My young hen Calamity Jane sits in the nest box. She has done very little else for weeks now. She spends the day in there when the other chickens are out having dirt baths and fighting over the compost pile. She spends the night in there when the other chickens are sleeping on the roost. She makes distraught cluck-cluck-cluck sounds when we force her off the nest. There is no doubt about it – she is broody.
Broodiness is the state of a hen who is attempting to hatch a clutch of eggs. In a reproductively mature hen, lengthening day can trigger the biochemical changes that lead to broodiness. So, although chicks can be hatched anytime during the year, nature has arranged the willingness to sit on eggs for 20-odd days to coincide with spring, when the most food would be available to fuzzballs.
When I first realized she was broody, I tried to stop it. I isolated her – preventing her from accessing the nest box.
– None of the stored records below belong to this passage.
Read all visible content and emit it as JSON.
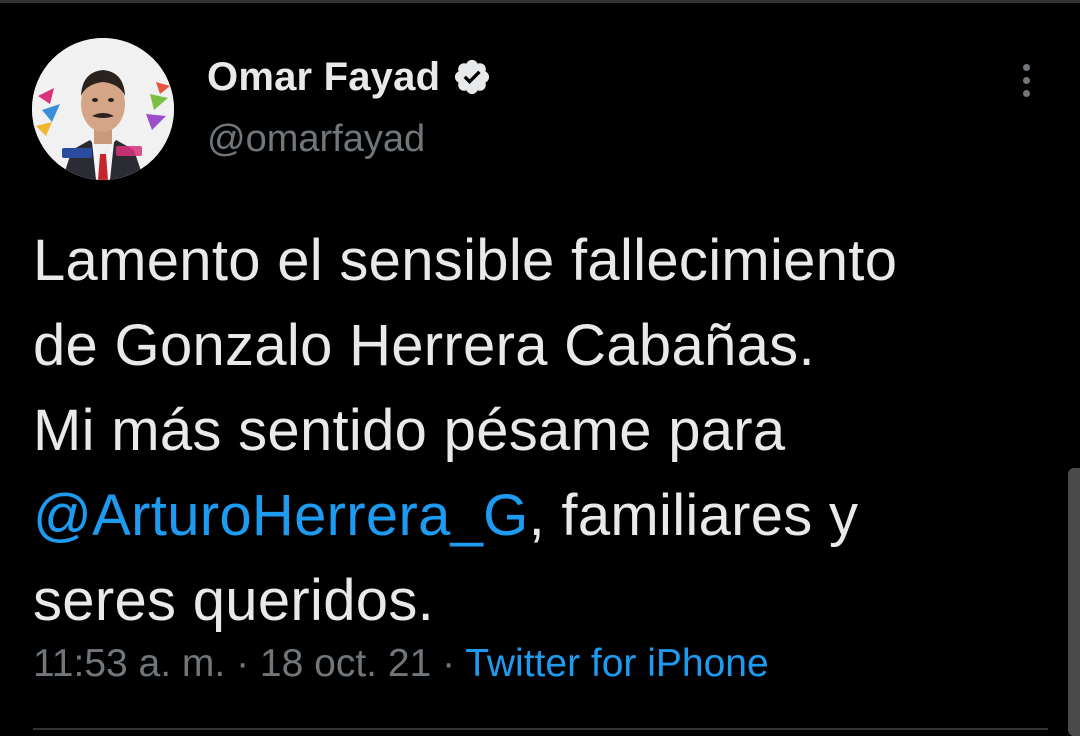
{
  "tweet": {
    "author": {
      "display_name": "Omar Fayad",
      "handle": "@omarfayad",
      "verified": true
    },
    "body_lines": [
      "Lamento el sensible fallecimiento",
      "de Gonzalo Herrera Cabañas.",
      "Mi más sentido pésame para",
      "seres queridos."
    ],
    "mention": "@ArturoHerrera_G",
    "mention_suffix": ", familiares y",
    "meta": {
      "time": "11:53 a. m.",
      "separator": "·",
      "date": "18 oct. 21",
      "source": "Twitter for iPhone"
    }
  },
  "icons": {
    "verified": "verified-badge-icon",
    "more": "more-options-icon"
  },
  "colors": {
    "background": "#000000",
    "text_primary": "#e7e9ea",
    "text_secondary": "#71767b",
    "link": "#1d9bf0"
  }
}
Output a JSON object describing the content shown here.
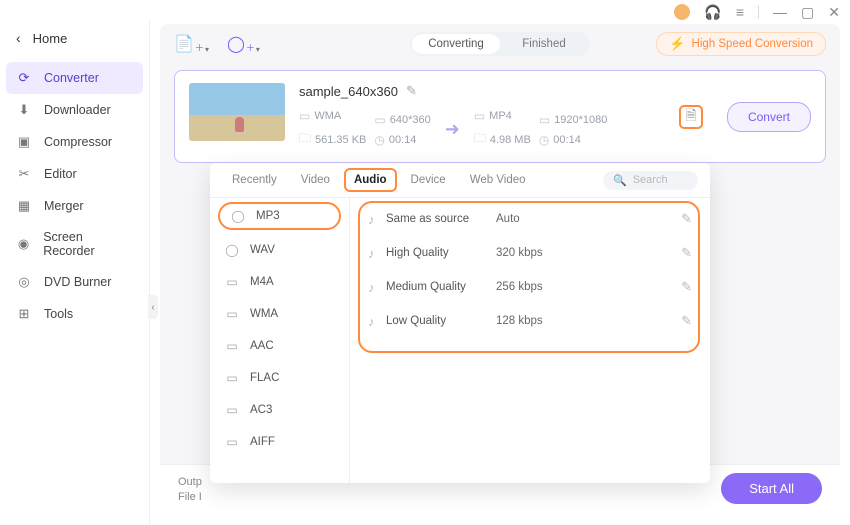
{
  "titlebar": {
    "user_icon": "user",
    "help_icon": "headset",
    "menu_icon": "≡",
    "min": "—",
    "max": "▢",
    "close": "✕"
  },
  "sidebar": {
    "home": "Home",
    "items": [
      {
        "icon": "⟳",
        "label": "Converter",
        "active": true
      },
      {
        "icon": "⬇",
        "label": "Downloader"
      },
      {
        "icon": "▣",
        "label": "Compressor"
      },
      {
        "icon": "✂",
        "label": "Editor"
      },
      {
        "icon": "▦",
        "label": "Merger"
      },
      {
        "icon": "◉",
        "label": "Screen Recorder"
      },
      {
        "icon": "◎",
        "label": "DVD Burner"
      },
      {
        "icon": "⊞",
        "label": "Tools"
      }
    ]
  },
  "toolbar": {
    "seg": {
      "converting": "Converting",
      "finished": "Finished"
    },
    "hsc": "High Speed Conversion"
  },
  "file": {
    "name": "sample_640x360",
    "src": {
      "fmt": "WMA",
      "res": "640*360",
      "size": "561.35 KB",
      "dur": "00:14"
    },
    "dst": {
      "fmt": "MP4",
      "res": "1920*1080",
      "size": "4.98 MB",
      "dur": "00:14"
    },
    "convert": "Convert"
  },
  "dropdown": {
    "tabs": [
      "Recently",
      "Video",
      "Audio",
      "Device",
      "Web Video"
    ],
    "active_tab": "Audio",
    "search_placeholder": "Search",
    "formats": [
      "MP3",
      "WAV",
      "M4A",
      "WMA",
      "AAC",
      "FLAC",
      "AC3",
      "AIFF"
    ],
    "selected_format": "MP3",
    "qualities": [
      {
        "name": "Same as source",
        "value": "Auto"
      },
      {
        "name": "High Quality",
        "value": "320 kbps"
      },
      {
        "name": "Medium Quality",
        "value": "256 kbps"
      },
      {
        "name": "Low Quality",
        "value": "128 kbps"
      }
    ]
  },
  "footer": {
    "output_label": "Outp",
    "file_label": "File I",
    "start_all": "Start All"
  }
}
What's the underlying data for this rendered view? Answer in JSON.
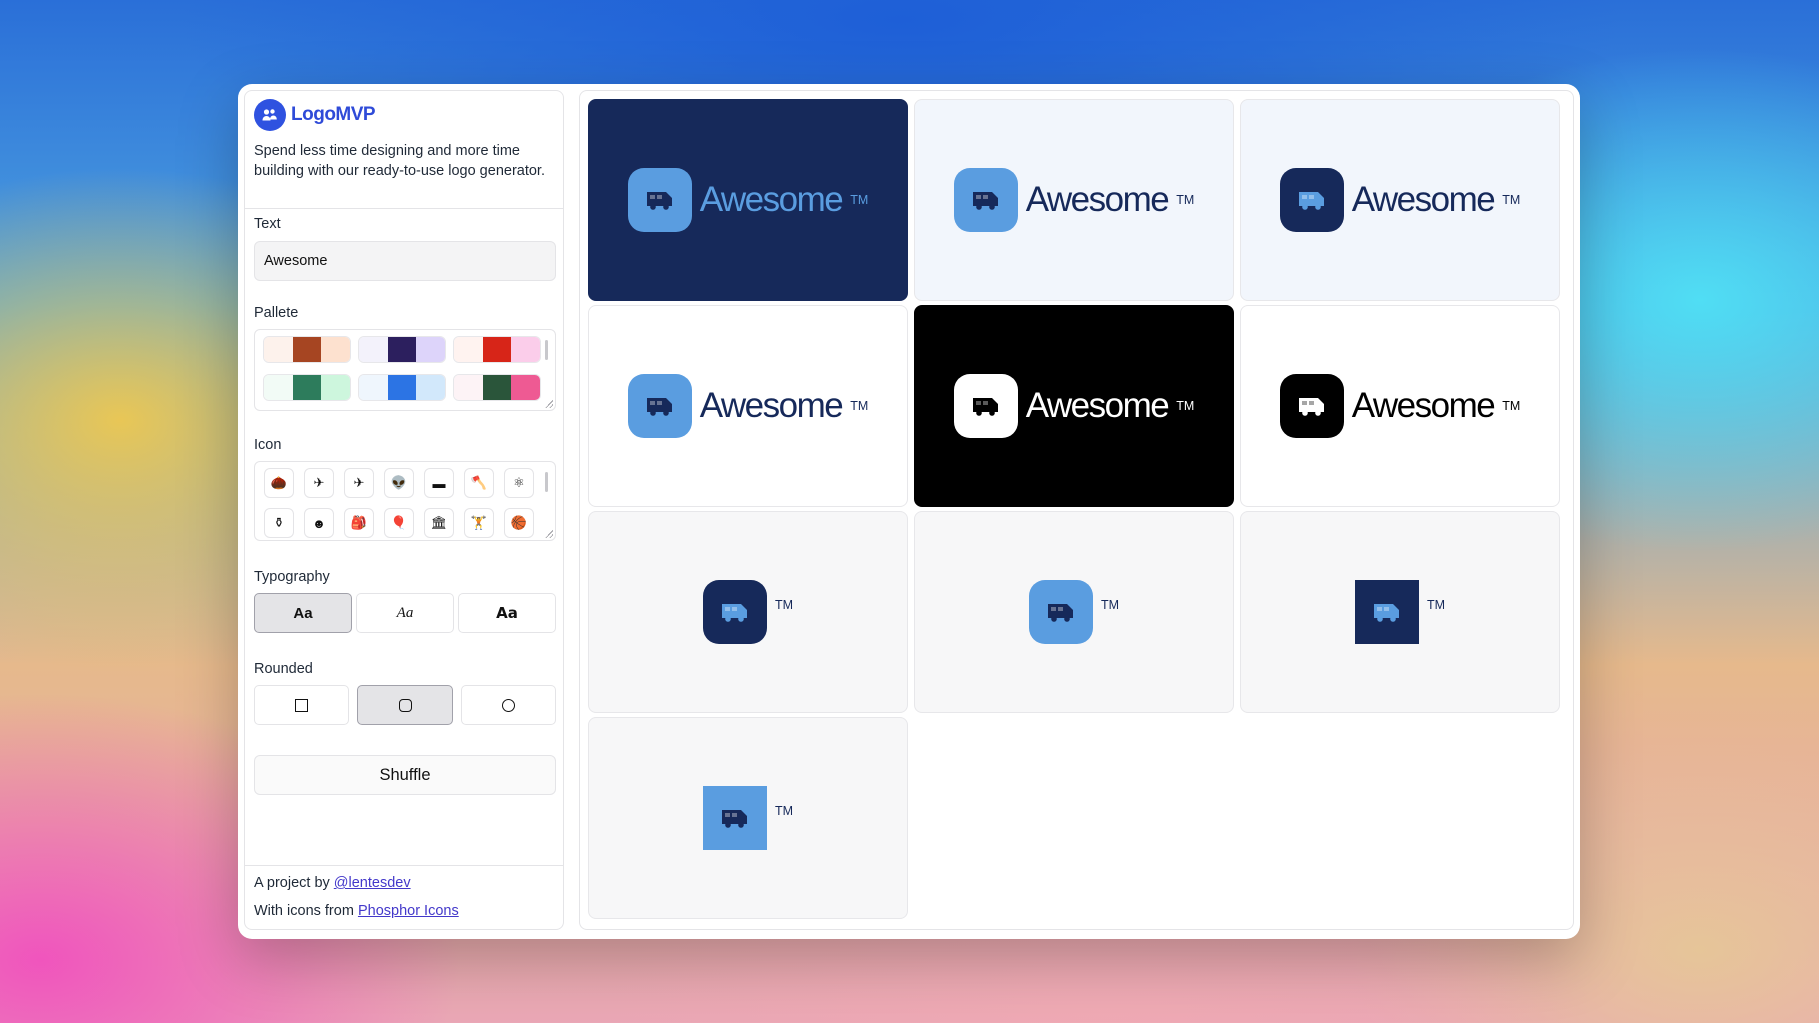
{
  "brand": {
    "name": "LogoMVP",
    "tagline": "Spend less time designing and more time building with our ready-to-use logo generator."
  },
  "text_field": {
    "label": "Text",
    "value": "Awesome"
  },
  "palette": {
    "label": "Pallete",
    "swatches": [
      [
        "#fdf2ec",
        "#a64522",
        "#fde1cf"
      ],
      [
        "#f3f2fb",
        "#2c1f5e",
        "#ddd4fa"
      ],
      [
        "#fff3f0",
        "#d72518",
        "#fbcdea"
      ],
      [
        "#f2fbf6",
        "#2d7c5c",
        "#cdf6dd"
      ],
      [
        "#eff6fd",
        "#2c74e4",
        "#d2e8fb"
      ],
      [
        "#fdf3f6",
        "#2a553a",
        "#ee5a93"
      ]
    ]
  },
  "icon_picker": {
    "label": "Icon",
    "icons": [
      "acorn-icon",
      "airplane-icon",
      "airplane-tilt-icon",
      "alien-icon",
      "archive-box-icon",
      "axe-icon",
      "atom-icon",
      "amphora-icon",
      "baby-icon",
      "backpack-icon",
      "balloon-icon",
      "bank-icon",
      "barbell-icon",
      "basketball-icon"
    ],
    "glyphs": [
      "🌰",
      "✈",
      "✈",
      "👽",
      "▬",
      "🪓",
      "⚛",
      "⚱",
      "☻",
      "🎒",
      "🎈",
      "🏛",
      "🏋",
      "🏀"
    ]
  },
  "typography": {
    "label": "Typography",
    "options": [
      "Aa",
      "Aa",
      "Aa"
    ],
    "selected": 0
  },
  "rounded": {
    "label": "Rounded",
    "options": [
      "square-icon",
      "rounded-square-icon",
      "circle-icon"
    ],
    "selected": 1
  },
  "shuffle_label": "Shuffle",
  "footer": {
    "project_prefix": "A project by",
    "project_link": "@lentesdev",
    "icons_prefix": "With icons from",
    "icons_link": "Phosphor Icons"
  },
  "colors": {
    "navy": "#16295a",
    "light_blue": "#5a9de0",
    "pale": "#f2f6fc",
    "black": "#000000",
    "white": "#ffffff",
    "gray_bg": "#f7f7f8"
  },
  "preview": {
    "wordmark": "Awesome",
    "tm": "TM",
    "mark_icon": "van-icon",
    "cards": [
      {
        "variant": "navy-bg-lightblue-mark",
        "text": "Awesome",
        "tm": "TM"
      },
      {
        "variant": "pale-bg-lightblue-mark",
        "text": "Awesome",
        "tm": "TM"
      },
      {
        "variant": "pale-bg-navy-mark",
        "text": "Awesome",
        "tm": "TM"
      },
      {
        "variant": "white-bg-lightblue-mark",
        "text": "Awesome",
        "tm": "TM"
      },
      {
        "variant": "black-bg-white-mark",
        "text": "Awesome",
        "tm": "TM"
      },
      {
        "variant": "white-bg-black-mark",
        "text": "Awesome",
        "tm": "TM"
      },
      {
        "variant": "icon-only-navy-rounded",
        "tm": "TM"
      },
      {
        "variant": "icon-only-lightblue-rounded",
        "tm": "TM"
      },
      {
        "variant": "icon-only-navy-square",
        "tm": "TM"
      },
      {
        "variant": "icon-only-lightblue-square",
        "tm": "TM"
      }
    ]
  }
}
I also dunked her in cold water (to lower her body temperature, which elevates in broodiness). Not only was my bucket a little small (she stoically stood on the bottom while I held her), she was too far gone. Once the brooding hormones are in full-swing, there is no going back.
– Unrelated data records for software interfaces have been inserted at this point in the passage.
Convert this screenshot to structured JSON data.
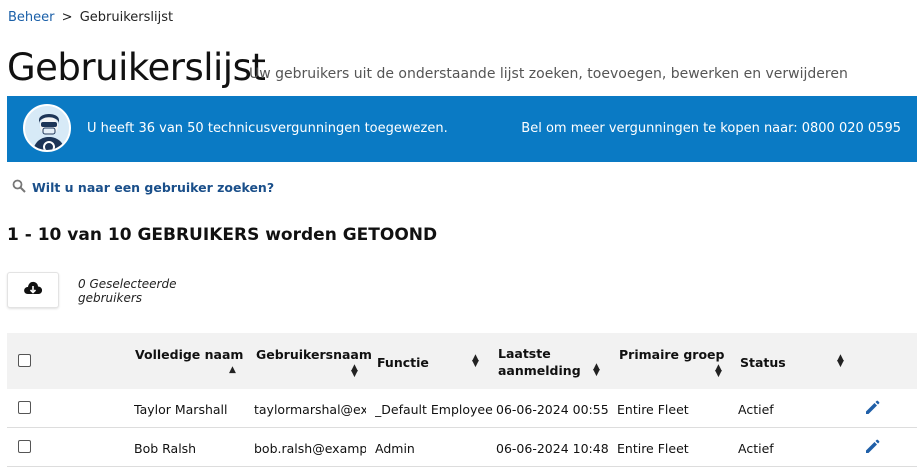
{
  "breadcrumb": {
    "parent": "Beheer",
    "separator": ">",
    "current": "Gebruikerslijst"
  },
  "page": {
    "title": "Gebruikerslijst",
    "subtitle": "Uw gebruikers uit de onderstaande lijst zoeken, toevoegen, bewerken en verwijderen"
  },
  "banner": {
    "message": "U heeft 36 van 50 technicusvergunningen toegewezen.",
    "phone_text": "Bel om meer vergunningen te kopen naar: 0800 020 0595",
    "background_color": "#0a7ac4",
    "icon": "technician-avatar-icon"
  },
  "search": {
    "label": "Wilt u naar een gebruiker zoeken?",
    "icon": "search-icon"
  },
  "summary": {
    "count_heading": "1 - 10 van 10 GEBRUIKERS worden GETOOND"
  },
  "toolbar": {
    "download_icon": "cloud-download-icon",
    "selected_line1": "0 Geselecteerde",
    "selected_line2": "gebruikers"
  },
  "table": {
    "columns": [
      {
        "label": "Volledige naam",
        "sort": "ascending"
      },
      {
        "label": "Gebruikersnaam",
        "sort": "none"
      },
      {
        "label": "Functie",
        "sort": "none"
      },
      {
        "label_line1": "Laatste",
        "label_line2": "aanmelding",
        "sort": "none"
      },
      {
        "label": "Primaire groep",
        "sort": "none"
      },
      {
        "label": "Status",
        "sort": "none"
      }
    ],
    "rows": [
      {
        "name": "Taylor Marshall",
        "username": "taylormarshal@ex…",
        "function": "_Default Employee",
        "last_login": "06-06-2024 00:55",
        "group": "Entire Fleet",
        "status": "Actief"
      },
      {
        "name": "Bob Ralsh",
        "username": "bob.ralsh@examp…",
        "function": "Admin",
        "last_login": "06-06-2024 10:48",
        "group": "Entire Fleet",
        "status": "Actief"
      }
    ],
    "edit_icon": "pencil-icon"
  }
}
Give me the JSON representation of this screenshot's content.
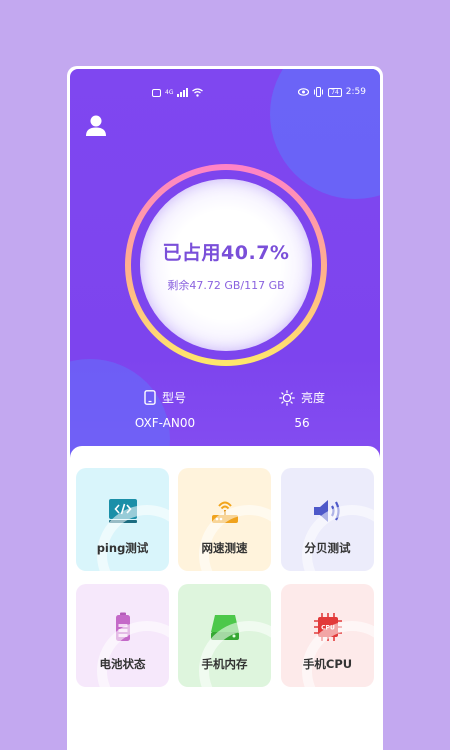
{
  "status_bar": {
    "left_icons": [
      "nfc-icon",
      "hd-4g-icon",
      "signal-icon",
      "wifi-icon"
    ],
    "network_label": "4G",
    "right_icons": [
      "eye-icon",
      "vibrate-icon",
      "battery-icon"
    ],
    "battery": "74",
    "time": "2:59"
  },
  "storage": {
    "used_label": "已占用40.7%",
    "remaining_label": "剩余47.72 GB/117 GB",
    "used_fraction": 0.407
  },
  "device_info": {
    "model_label": "型号",
    "model_value": "OXF-AN00",
    "brightness_label": "亮度",
    "brightness_value": "56"
  },
  "tools": [
    {
      "label": "ping测试",
      "icon": "code-icon"
    },
    {
      "label": "网速测速",
      "icon": "router-icon"
    },
    {
      "label": "分贝测试",
      "icon": "speaker-icon"
    },
    {
      "label": "电池状态",
      "icon": "battery-icon"
    },
    {
      "label": "手机内存",
      "icon": "storage-drive-icon"
    },
    {
      "label": "手机CPU",
      "icon": "cpu-icon"
    }
  ],
  "colors": {
    "page_bg": "#c3a8f0",
    "hero_purple": "#7d44ee",
    "accent_blob": "#646efa",
    "ring_gradient": [
      "#ff82c8",
      "#ffb38a",
      "#ffe86a"
    ],
    "text_purple": "#7a4fd9",
    "card_backgrounds": [
      "#d9f5fb",
      "#fff3dc",
      "#ececfb",
      "#f6e8fb",
      "#def5dd",
      "#fdeaea"
    ]
  }
}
Backyard hens don’t all go broody in the spring. Some can go broody at other times of the year. And in many the urge is simply never triggered. I have nothing against natural urges to procreate. Unfortunately, our hen’s eggs were never going to hatch because we don’t have a rooster to fertilize them. And a broody hen no longer lays eggs. As much as we like our fowl, the biggest reason we have chickens is for the eggs. I don’t mind if one doesn’t carry her weight for a while – it happens when the hens moult – but, extended broodiness can also kill a hen if she neglects food and water for long enough.
Rather than wait to see if she eventually came out of her broodiness, I decided to try letting her hatch some eggs. If it wasn’t already too late. There are good signs that she is keeping up her strength; occasionally she stumbles out of the coop of her own free will. She seeks water. She scratches pathetically at things that won’t yield food (but I know she has access to feed in the coop). She drops enormous (I mean ENORMOUS) turds. She pecks at other chickens like they did something to offend her. And then she heads back in, uttering that particular cluck-cluck-cluck-cluck under her breath.
Through the Seattle Farm Co-op listserv, I found a neighbour willing to barter fertile eggs for soap. I forced CJ off the nest to place the eggs in her brooding spot. The other chickens were drawn to the coop by my presence and I got to see a fascinating display as CJ defended her nest: growling, bowing low to the ground, spreading her wing and tail feathers, she made a shield that the other chickens decided wasn’t worth investigating further.
CJ inspected the eggs, found them to her liking, and moved back in the box, re-arranging eggs and settling in. I only hope she can keep it up until the hatch so that she can recover her chicken life!